A startup taxi company owned by drivers is trying to win approval to launch service in the Denver area but may face an uphill climb.
An administrative-law judge recently denied Mile High Cab's application to operate a fleet of 150 taxis in Adams, Arapahoe, Boulder, Broomfield, Denver, Douglas and Jefferson counties.
Judge Paul Gomez wrote that Mile High's entry would harm Denver's existing cab companies economically and "impede the ability of those carriers to provide safe, economical and efficient service."
Mile High this week filed an appeal of the decision with the Colorado Public Utilities Commission, which regulates taxi service in the state and will make a final ruling.
There are four cab companies in the Denver area authorized by the commission to operate 1,262 taxis. Gomez agreed with experts for Metro Taxi, Denver's biggest cab company, who concluded Denver's supply of taxis is at or above capacity.
"When a market is at or near capacity, a homogeneous, undifferentiated entrant such as Mile High does not serve the public interest," Gomez wrote.
An attorney for Mile High said its entry would benefit the public. Mile High would charge 25 cents less per mile than two of the existing cab companies, would not charge extra for additional passengers or baggage and would offer superior customer service, said attorney Thomas Russell.
"Competition of another firm is good for the public interest. . . . There's widespread dissatisfaction with cab service in the Denver area," he said. "If there are too many cabs, how come everyone has to wait so long for one?"
In 2008, Colorado lawmakers eased restrictions on new entrants into the regulated taxi market. Companies must prove they have adequate financial and managerial resources, but they no longer have to show a need for their services. Still, new service can be barred if existing taxi operators prove it will be a detriment to the public interest.

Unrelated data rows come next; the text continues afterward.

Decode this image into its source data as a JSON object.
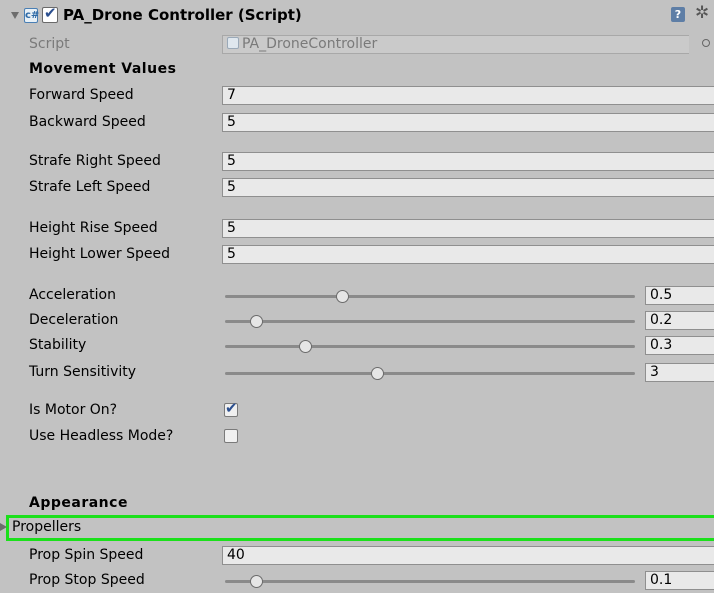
{
  "component": {
    "title": "PA_Drone Controller (Script)",
    "enabled": true,
    "badge_glyph": "c#",
    "help_glyph": "?",
    "gear_glyph": "✲"
  },
  "script_row": {
    "label": "Script",
    "value": "PA_DroneController"
  },
  "sections": {
    "movement": "Movement Values",
    "appearance": "Appearance"
  },
  "fields": {
    "forward_speed": {
      "label": "Forward Speed",
      "value": "7"
    },
    "backward_speed": {
      "label": "Backward Speed",
      "value": "5"
    },
    "strafe_right_speed": {
      "label": "Strafe Right Speed",
      "value": "5"
    },
    "strafe_left_speed": {
      "label": "Strafe Left Speed",
      "value": "5"
    },
    "height_rise_speed": {
      "label": "Height Rise Speed",
      "value": "5"
    },
    "height_lower_speed": {
      "label": "Height Lower Speed",
      "value": "5"
    }
  },
  "sliders": {
    "acceleration": {
      "label": "Acceleration",
      "value": "0.5",
      "fraction": 0.285
    },
    "deceleration": {
      "label": "Deceleration",
      "value": "0.2",
      "fraction": 0.075
    },
    "stability": {
      "label": "Stability",
      "value": "0.3",
      "fraction": 0.195
    },
    "turn_sensitivity": {
      "label": "Turn Sensitivity",
      "value": "3",
      "fraction": 0.37
    }
  },
  "toggles": {
    "is_motor_on": {
      "label": "Is Motor On?",
      "checked": true
    },
    "use_headless_mode": {
      "label": "Use Headless Mode?",
      "checked": false
    }
  },
  "appearance": {
    "propellers": {
      "label": "Propellers",
      "expanded": false
    },
    "prop_spin_speed": {
      "label": "Prop Spin Speed",
      "value": "40"
    },
    "prop_stop_speed": {
      "label": "Prop Stop Speed",
      "value": "0.1",
      "fraction": 0.075
    }
  },
  "colors": {
    "background": "#c2c2c2",
    "highlight": "#1be01b",
    "checkmark": "#2b4f8f"
  }
}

The PUC last year allowed Union Taxi to launch service with 220 cabs. Two other startups have applied with the commission to launch service, and Denver Yellow Cab has requested approval to add 150 taxis. The commission has not yet ruled on those requests, spokesman Terry Bote said.
Greg Griffin: 303-954-1241 or ggriffin@denverpost.com